*Task directions*. Where "Purchasing" appears in a line of the entries below, that line should be copied.

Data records
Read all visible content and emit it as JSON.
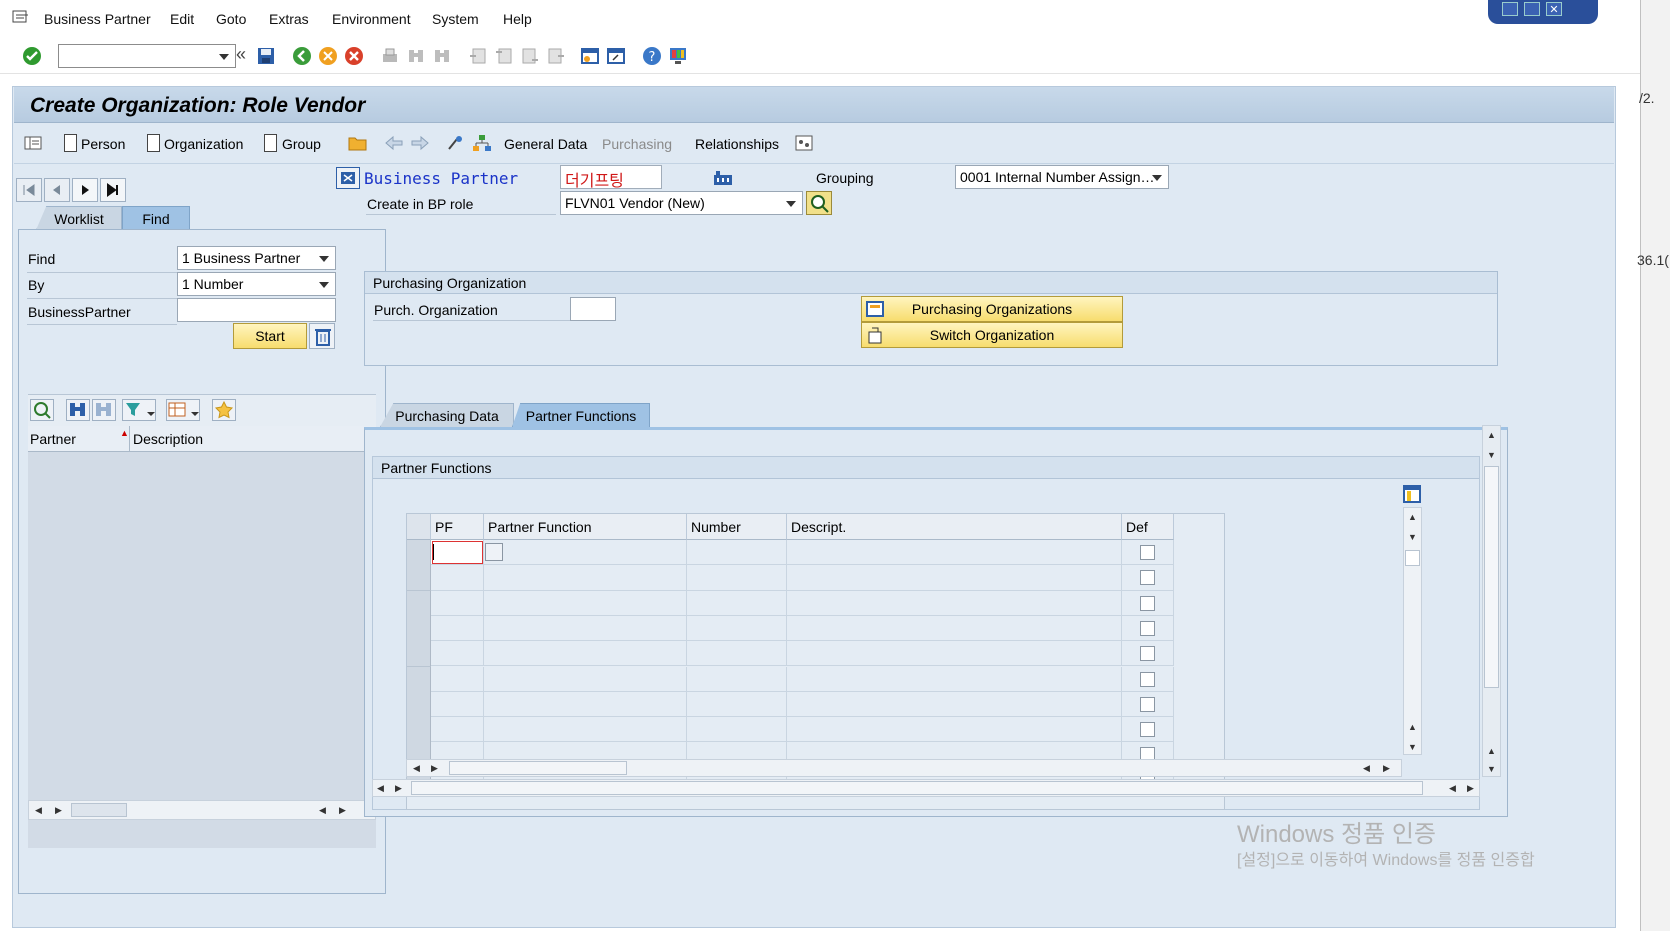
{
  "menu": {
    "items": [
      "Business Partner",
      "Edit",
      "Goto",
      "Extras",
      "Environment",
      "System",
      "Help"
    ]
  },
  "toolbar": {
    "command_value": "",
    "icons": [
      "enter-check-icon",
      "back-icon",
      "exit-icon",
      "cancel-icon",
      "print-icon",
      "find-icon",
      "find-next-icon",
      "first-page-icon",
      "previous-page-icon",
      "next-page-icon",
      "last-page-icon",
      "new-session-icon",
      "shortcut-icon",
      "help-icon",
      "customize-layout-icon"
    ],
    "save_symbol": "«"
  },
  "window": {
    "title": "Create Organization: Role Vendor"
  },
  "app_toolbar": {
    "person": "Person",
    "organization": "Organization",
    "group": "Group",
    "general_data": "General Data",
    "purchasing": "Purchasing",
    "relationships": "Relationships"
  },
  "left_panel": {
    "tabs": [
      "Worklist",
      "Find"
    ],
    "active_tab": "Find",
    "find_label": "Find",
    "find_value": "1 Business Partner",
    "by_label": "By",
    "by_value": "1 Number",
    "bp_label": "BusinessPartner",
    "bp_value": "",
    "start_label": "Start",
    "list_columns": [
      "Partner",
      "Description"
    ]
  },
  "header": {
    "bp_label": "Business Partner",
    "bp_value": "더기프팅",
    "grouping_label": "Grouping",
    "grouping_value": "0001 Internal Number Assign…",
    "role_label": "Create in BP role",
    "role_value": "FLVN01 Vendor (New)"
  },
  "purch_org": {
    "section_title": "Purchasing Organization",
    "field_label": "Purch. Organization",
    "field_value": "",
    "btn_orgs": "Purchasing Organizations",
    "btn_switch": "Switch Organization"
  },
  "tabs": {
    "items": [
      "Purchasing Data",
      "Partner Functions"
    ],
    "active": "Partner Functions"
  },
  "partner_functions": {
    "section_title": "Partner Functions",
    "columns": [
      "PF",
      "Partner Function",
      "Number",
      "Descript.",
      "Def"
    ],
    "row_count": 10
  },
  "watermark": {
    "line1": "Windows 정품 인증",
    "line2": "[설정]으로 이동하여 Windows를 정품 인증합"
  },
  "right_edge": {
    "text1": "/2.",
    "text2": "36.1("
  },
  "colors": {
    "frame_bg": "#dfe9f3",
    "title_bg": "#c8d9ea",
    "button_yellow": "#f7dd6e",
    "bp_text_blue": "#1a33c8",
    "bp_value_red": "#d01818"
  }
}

*Reply*.
    "purchasing": "Purchasing",
    "section_title": "Purchasing Organization",
    "btn_orgs": "Purchasing Organizations",
      "Purchasing Data",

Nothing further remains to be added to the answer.